■ Your objective
Find all lines below containing the string "ylabel" and return them.

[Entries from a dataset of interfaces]
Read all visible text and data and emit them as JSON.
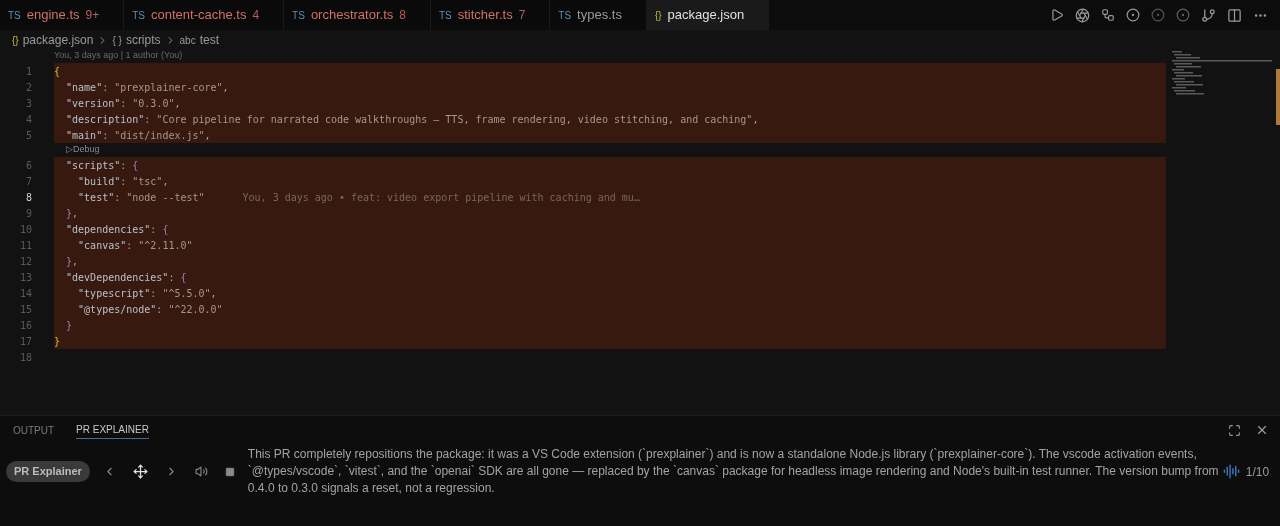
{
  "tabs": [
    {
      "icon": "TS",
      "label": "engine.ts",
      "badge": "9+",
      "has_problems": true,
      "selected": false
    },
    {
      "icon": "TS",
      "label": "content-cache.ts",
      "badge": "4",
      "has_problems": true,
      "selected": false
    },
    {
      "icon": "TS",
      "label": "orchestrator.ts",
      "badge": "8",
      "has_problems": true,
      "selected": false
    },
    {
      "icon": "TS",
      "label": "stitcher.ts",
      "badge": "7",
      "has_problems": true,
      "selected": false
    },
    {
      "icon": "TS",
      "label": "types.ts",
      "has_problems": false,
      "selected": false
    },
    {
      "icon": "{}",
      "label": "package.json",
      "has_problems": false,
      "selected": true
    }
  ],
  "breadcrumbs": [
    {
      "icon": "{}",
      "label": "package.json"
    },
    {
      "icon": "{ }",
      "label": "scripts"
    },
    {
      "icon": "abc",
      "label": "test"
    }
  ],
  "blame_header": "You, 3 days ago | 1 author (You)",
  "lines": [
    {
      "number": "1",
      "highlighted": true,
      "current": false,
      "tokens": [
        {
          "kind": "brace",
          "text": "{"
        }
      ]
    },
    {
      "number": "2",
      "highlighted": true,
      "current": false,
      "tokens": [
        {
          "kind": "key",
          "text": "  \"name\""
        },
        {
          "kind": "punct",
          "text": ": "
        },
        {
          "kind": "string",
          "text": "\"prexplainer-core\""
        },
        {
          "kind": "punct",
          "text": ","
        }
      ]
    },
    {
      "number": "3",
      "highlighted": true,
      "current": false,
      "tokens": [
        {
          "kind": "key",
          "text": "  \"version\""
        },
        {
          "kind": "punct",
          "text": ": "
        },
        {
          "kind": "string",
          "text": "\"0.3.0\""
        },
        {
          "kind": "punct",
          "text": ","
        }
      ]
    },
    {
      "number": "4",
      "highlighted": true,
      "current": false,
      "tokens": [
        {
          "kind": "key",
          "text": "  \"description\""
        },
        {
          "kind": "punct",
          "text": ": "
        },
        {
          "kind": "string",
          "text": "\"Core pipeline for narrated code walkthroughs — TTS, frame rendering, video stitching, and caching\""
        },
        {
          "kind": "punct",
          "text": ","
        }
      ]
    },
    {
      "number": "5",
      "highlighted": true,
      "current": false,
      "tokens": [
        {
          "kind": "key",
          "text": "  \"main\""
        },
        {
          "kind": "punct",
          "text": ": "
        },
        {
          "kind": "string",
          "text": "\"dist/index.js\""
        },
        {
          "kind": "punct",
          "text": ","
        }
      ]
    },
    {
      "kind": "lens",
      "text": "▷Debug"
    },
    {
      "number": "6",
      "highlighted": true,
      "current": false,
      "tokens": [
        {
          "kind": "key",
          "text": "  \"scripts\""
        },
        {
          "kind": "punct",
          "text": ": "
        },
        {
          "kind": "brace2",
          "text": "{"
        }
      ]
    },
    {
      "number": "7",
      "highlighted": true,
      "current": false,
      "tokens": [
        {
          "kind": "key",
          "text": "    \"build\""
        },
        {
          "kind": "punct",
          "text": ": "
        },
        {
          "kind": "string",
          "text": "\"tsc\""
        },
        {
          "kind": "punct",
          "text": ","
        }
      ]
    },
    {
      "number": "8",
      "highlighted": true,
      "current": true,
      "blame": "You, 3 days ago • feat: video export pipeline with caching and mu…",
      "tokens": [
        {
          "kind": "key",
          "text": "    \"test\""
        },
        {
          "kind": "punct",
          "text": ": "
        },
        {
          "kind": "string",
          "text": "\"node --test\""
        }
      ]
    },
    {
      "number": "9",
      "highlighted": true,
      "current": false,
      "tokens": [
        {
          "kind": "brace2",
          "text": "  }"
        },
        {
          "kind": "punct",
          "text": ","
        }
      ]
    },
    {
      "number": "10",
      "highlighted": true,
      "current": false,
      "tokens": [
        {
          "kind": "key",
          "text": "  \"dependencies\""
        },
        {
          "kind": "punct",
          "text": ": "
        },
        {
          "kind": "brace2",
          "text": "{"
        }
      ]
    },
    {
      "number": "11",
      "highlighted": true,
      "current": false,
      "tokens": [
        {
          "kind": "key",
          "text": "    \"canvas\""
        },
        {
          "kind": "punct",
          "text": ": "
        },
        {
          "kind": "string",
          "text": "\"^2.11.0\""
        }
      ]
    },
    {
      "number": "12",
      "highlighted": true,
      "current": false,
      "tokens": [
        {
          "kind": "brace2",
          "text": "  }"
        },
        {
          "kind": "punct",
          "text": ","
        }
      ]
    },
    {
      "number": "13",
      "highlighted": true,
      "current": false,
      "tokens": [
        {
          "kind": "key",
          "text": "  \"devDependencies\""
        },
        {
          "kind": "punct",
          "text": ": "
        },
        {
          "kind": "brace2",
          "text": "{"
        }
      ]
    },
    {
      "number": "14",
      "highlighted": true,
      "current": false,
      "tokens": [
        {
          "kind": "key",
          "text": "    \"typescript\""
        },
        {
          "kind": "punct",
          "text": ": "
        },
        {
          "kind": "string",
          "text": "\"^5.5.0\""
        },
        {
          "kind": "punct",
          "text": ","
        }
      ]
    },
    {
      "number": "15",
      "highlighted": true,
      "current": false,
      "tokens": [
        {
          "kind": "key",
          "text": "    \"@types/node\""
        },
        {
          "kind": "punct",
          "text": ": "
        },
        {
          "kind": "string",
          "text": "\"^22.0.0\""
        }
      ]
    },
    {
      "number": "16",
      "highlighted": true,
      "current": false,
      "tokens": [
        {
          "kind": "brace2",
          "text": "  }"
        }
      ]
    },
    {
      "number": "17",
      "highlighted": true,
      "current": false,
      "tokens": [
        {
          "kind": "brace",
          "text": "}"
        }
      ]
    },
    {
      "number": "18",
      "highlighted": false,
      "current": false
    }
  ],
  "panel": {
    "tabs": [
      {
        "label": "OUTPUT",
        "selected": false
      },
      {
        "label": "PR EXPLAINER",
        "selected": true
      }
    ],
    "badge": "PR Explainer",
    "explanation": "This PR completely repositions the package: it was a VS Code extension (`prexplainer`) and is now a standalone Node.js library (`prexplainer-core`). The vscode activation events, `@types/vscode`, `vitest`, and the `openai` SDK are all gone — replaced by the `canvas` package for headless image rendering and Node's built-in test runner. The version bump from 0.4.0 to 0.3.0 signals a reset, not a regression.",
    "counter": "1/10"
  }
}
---
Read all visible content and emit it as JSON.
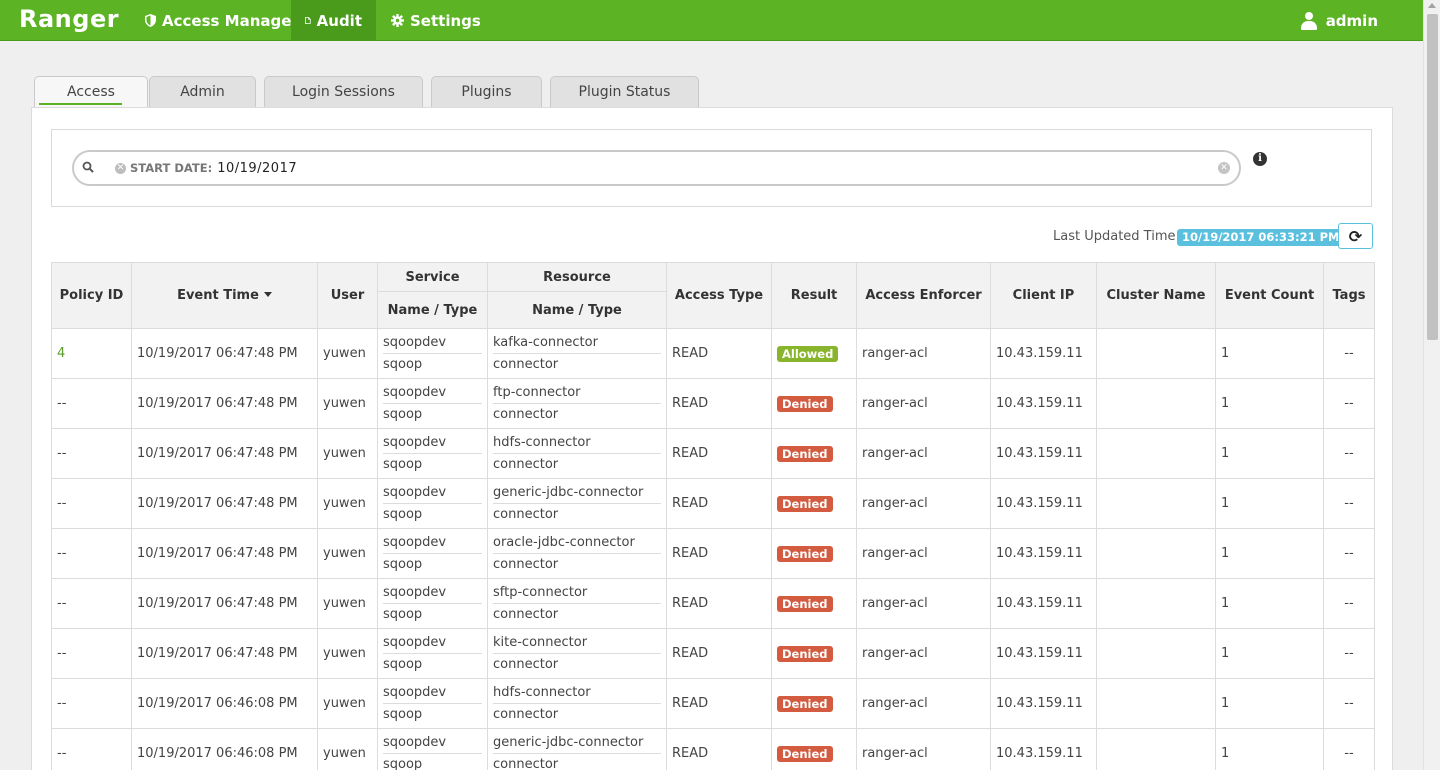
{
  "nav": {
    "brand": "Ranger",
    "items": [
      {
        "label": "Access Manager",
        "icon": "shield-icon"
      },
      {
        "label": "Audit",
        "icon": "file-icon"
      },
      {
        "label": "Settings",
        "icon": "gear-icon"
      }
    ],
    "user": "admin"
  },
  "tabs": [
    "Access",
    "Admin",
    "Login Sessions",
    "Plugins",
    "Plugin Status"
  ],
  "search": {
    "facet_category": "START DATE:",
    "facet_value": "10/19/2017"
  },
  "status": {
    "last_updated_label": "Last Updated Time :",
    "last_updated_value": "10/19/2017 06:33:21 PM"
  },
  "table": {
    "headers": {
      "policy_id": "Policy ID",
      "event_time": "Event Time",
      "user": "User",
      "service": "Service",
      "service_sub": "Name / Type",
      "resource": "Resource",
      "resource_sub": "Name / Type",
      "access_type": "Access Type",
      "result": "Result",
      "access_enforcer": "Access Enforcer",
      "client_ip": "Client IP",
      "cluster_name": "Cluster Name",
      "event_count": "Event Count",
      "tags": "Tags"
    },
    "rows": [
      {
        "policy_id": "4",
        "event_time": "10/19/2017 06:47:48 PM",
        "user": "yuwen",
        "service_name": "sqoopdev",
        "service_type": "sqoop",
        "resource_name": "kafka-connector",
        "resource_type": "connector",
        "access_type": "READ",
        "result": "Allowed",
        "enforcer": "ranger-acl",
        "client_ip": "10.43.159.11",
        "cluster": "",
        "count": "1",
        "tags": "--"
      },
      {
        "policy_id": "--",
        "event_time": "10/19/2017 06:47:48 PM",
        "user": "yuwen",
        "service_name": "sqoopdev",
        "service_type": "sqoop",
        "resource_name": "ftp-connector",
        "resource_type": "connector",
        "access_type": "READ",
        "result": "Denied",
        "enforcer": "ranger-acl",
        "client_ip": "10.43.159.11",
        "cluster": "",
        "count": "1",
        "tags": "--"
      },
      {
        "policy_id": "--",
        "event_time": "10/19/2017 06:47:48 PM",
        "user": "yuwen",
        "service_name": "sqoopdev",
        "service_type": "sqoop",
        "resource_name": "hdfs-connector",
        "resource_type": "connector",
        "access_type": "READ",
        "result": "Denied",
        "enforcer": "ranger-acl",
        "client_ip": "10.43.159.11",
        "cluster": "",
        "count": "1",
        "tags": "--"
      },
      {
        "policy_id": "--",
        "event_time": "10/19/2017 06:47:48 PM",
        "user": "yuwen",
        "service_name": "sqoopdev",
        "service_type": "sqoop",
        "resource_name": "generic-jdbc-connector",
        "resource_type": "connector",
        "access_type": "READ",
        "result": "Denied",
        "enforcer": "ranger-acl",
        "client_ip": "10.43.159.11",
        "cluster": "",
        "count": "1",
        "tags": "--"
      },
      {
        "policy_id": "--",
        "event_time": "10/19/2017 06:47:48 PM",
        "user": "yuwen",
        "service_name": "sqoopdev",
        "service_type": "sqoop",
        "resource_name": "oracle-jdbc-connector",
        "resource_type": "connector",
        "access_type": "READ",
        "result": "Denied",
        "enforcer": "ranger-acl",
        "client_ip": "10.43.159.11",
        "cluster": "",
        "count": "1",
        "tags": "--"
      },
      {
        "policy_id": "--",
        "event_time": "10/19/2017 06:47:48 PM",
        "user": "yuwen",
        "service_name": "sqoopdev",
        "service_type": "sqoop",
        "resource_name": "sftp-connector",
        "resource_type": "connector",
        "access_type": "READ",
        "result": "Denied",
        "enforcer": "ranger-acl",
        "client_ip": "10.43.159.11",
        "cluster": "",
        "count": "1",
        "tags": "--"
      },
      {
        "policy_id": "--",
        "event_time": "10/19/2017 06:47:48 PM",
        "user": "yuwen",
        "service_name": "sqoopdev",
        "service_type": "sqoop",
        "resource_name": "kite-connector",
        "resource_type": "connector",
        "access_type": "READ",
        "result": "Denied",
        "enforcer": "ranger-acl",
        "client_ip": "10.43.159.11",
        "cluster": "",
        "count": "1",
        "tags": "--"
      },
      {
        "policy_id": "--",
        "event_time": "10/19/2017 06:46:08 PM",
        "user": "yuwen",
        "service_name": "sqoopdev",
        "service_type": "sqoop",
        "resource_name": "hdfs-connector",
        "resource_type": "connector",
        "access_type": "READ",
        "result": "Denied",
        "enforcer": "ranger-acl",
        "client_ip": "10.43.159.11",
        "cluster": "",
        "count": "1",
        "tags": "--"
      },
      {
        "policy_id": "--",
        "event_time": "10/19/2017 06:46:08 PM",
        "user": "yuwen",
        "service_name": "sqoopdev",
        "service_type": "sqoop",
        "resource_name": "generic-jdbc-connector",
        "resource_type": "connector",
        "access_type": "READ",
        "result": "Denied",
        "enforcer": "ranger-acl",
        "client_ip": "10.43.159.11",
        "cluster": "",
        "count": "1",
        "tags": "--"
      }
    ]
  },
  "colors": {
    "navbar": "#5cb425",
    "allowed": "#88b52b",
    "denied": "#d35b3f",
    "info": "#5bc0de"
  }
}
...
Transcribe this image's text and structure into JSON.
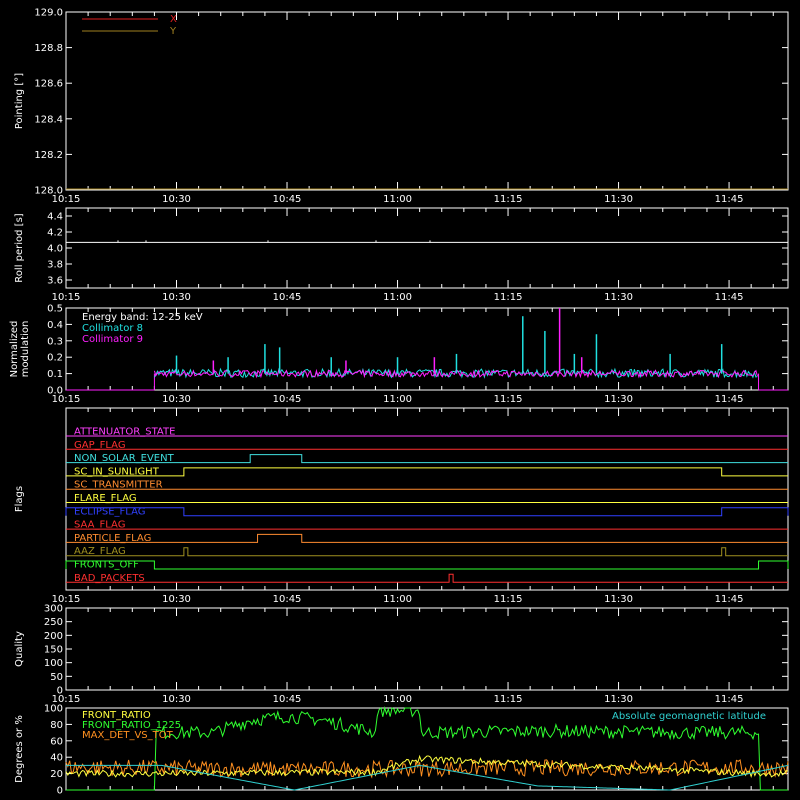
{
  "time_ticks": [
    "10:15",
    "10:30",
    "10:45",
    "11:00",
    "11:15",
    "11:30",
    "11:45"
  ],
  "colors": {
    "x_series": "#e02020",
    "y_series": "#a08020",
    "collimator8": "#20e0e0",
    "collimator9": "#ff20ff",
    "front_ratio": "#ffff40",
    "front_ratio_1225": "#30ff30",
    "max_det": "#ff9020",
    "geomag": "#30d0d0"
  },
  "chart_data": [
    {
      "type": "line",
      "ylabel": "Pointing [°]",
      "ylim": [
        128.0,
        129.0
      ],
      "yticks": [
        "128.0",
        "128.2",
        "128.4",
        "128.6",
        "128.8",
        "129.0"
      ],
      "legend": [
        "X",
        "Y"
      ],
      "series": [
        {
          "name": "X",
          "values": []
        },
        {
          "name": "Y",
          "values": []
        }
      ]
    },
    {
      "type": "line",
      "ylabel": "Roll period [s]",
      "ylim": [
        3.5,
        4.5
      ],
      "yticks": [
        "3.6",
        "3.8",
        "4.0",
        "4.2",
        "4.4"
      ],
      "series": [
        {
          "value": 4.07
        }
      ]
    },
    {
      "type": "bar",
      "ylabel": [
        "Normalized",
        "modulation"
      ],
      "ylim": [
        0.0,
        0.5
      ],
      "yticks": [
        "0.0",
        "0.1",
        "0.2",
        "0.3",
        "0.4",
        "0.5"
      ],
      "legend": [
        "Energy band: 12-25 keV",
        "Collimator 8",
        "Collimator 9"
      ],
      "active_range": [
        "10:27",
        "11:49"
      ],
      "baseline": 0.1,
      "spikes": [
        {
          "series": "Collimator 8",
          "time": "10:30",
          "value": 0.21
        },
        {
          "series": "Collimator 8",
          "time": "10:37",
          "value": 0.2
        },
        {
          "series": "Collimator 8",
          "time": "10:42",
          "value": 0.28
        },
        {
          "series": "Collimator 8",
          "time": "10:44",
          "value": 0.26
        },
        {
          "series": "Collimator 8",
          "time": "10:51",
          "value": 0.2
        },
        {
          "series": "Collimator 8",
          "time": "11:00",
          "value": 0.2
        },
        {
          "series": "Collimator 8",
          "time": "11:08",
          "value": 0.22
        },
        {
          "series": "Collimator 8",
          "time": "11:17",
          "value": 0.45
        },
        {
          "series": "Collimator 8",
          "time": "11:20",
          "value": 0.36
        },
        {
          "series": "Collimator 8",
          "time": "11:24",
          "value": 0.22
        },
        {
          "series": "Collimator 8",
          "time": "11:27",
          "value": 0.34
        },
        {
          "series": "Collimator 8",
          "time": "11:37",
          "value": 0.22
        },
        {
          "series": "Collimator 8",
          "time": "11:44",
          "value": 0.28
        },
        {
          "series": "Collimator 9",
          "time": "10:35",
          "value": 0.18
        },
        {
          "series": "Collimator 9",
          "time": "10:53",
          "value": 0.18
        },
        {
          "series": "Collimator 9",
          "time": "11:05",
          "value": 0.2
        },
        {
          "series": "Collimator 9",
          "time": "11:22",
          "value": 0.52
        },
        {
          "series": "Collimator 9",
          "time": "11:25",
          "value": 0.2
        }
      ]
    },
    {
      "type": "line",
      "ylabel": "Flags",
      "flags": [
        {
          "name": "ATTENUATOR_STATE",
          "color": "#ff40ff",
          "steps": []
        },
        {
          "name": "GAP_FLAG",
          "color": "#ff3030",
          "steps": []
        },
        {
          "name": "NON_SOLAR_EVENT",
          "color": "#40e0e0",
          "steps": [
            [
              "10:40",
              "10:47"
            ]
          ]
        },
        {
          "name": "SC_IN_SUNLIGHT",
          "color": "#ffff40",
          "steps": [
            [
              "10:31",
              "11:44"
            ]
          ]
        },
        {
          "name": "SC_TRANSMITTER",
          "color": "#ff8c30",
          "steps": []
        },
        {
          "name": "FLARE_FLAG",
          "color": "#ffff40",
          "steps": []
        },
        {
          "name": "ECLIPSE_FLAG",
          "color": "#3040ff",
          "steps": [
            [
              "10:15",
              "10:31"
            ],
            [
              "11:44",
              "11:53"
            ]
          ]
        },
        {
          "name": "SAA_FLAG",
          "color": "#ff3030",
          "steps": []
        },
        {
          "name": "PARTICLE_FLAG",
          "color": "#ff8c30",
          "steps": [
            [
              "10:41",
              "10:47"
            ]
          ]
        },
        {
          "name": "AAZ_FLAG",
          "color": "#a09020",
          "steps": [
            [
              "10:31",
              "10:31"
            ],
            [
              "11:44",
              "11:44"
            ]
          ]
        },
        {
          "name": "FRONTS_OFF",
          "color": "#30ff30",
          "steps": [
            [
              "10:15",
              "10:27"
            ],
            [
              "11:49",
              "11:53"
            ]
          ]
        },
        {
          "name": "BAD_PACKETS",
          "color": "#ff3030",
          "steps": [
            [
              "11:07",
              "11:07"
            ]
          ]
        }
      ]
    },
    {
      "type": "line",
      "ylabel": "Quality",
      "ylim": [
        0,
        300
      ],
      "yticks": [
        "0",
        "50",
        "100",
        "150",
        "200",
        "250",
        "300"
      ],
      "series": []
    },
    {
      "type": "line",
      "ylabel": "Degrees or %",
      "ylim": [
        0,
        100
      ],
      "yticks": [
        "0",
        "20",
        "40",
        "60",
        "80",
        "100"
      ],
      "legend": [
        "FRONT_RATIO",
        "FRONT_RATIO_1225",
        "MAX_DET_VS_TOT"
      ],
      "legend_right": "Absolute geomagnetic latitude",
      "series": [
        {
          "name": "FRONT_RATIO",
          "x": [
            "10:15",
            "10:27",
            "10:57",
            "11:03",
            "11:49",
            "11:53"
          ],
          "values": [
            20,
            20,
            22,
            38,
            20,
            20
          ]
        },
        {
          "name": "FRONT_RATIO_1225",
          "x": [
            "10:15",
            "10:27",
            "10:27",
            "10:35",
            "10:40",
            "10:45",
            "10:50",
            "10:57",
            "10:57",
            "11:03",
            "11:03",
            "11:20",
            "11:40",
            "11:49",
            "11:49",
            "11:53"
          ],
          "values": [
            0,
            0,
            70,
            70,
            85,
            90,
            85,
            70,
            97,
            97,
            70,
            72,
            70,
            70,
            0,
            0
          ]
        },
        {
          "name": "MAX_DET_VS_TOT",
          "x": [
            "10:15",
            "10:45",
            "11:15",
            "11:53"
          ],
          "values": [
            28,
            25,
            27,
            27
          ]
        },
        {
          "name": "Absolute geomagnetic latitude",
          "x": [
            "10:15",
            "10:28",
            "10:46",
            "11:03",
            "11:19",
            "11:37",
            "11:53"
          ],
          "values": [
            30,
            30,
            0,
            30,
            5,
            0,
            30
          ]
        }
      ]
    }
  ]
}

■ Solution for this task
      "ylabel": "Pointing [°]",
      "ylabel": "Roll period [s]",
      "ylabel": [
      "ylabel": "Flags",
      "ylabel": "Quality",
      "ylabel": "Degrees or %",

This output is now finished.